((
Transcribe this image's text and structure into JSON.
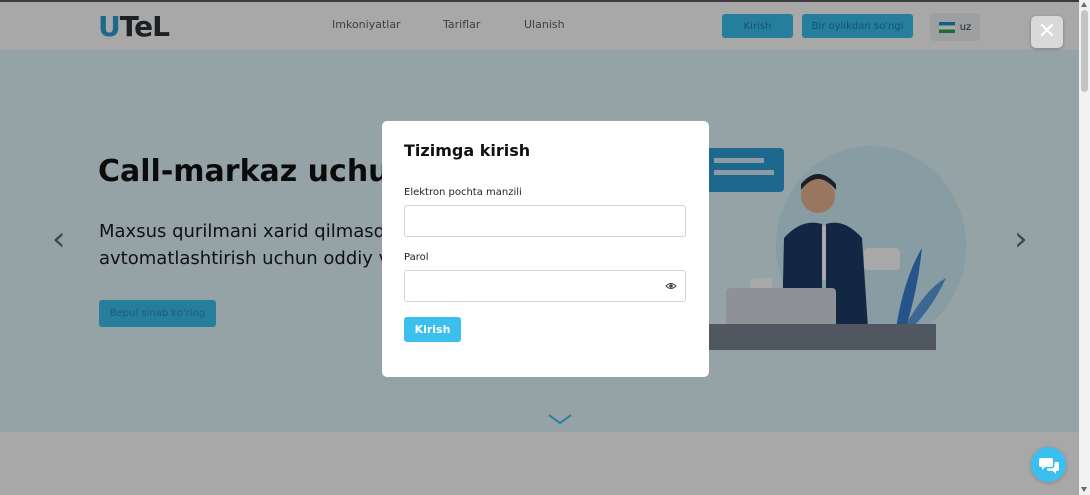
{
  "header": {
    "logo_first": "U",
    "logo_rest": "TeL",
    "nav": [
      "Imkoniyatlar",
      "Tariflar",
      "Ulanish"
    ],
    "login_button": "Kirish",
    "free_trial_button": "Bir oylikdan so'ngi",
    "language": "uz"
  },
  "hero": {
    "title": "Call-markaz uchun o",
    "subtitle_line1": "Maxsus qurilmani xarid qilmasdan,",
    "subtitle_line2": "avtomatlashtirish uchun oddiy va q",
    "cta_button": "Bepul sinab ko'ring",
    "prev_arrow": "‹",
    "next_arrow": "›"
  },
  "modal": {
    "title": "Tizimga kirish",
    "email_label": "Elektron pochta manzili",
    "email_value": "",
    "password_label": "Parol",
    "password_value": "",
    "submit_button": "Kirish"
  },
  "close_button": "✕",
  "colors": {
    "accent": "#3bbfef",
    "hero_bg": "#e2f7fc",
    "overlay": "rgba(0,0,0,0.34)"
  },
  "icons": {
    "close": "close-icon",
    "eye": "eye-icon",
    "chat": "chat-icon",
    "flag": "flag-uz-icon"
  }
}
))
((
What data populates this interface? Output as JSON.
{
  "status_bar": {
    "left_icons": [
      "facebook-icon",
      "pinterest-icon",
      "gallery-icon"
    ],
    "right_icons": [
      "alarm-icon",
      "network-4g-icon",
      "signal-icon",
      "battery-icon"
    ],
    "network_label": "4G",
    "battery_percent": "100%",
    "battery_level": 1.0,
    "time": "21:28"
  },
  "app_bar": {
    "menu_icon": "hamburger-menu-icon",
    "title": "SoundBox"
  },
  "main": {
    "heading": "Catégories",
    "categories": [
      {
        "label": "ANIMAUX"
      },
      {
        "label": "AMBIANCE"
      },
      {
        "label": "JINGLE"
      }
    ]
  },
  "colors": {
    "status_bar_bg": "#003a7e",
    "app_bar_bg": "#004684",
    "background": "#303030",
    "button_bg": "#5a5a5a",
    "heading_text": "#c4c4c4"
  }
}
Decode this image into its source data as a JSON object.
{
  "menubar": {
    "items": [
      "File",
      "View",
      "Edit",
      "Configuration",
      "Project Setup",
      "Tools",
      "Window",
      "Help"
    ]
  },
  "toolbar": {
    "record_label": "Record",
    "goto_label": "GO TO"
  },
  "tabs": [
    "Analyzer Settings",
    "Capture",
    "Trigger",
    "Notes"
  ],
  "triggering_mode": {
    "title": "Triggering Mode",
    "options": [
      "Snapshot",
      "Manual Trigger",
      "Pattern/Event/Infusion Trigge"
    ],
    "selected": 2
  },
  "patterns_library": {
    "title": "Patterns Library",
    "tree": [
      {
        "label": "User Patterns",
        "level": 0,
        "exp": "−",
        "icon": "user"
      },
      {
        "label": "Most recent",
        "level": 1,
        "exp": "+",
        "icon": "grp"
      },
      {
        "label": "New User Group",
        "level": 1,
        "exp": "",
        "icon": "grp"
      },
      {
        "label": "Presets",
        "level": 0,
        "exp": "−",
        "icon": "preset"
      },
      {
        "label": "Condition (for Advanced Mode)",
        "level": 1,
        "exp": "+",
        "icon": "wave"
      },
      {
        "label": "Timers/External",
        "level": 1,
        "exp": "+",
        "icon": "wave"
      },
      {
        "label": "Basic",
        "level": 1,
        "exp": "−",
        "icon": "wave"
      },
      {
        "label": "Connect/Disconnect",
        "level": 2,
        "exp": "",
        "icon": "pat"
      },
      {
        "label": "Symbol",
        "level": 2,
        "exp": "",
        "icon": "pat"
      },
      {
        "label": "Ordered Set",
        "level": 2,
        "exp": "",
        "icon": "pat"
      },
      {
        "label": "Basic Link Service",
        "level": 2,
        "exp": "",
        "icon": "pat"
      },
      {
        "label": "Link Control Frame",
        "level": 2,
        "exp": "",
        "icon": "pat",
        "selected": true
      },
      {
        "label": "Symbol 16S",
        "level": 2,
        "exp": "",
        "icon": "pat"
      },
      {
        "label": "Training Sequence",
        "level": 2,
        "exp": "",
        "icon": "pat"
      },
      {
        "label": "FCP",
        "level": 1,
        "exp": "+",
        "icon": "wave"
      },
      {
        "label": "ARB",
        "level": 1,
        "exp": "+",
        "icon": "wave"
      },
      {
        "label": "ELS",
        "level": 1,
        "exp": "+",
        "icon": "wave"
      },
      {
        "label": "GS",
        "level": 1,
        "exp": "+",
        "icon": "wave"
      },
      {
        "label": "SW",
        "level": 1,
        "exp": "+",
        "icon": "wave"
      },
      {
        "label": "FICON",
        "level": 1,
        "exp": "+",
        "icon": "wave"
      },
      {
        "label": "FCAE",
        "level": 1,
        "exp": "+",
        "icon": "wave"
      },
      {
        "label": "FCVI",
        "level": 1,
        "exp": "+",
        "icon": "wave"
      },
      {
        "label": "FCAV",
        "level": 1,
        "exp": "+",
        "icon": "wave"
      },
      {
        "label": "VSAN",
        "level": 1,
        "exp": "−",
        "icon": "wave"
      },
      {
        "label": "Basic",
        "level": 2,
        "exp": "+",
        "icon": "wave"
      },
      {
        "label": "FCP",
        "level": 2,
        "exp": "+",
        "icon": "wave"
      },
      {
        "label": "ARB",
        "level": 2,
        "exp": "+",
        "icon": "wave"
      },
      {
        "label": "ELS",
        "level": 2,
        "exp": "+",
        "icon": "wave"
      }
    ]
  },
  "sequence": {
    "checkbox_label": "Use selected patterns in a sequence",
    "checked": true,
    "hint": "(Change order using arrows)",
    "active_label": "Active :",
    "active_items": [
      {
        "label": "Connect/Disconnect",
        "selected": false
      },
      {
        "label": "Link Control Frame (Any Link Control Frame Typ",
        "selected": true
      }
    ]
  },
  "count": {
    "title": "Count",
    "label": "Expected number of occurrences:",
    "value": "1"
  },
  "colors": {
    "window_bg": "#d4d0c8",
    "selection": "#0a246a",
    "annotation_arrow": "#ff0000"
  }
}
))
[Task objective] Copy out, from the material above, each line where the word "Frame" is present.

[Finished exercise]
        "label": "Link Control Frame",
        "label": "Link Control Frame (Any Link Control Frame Typ",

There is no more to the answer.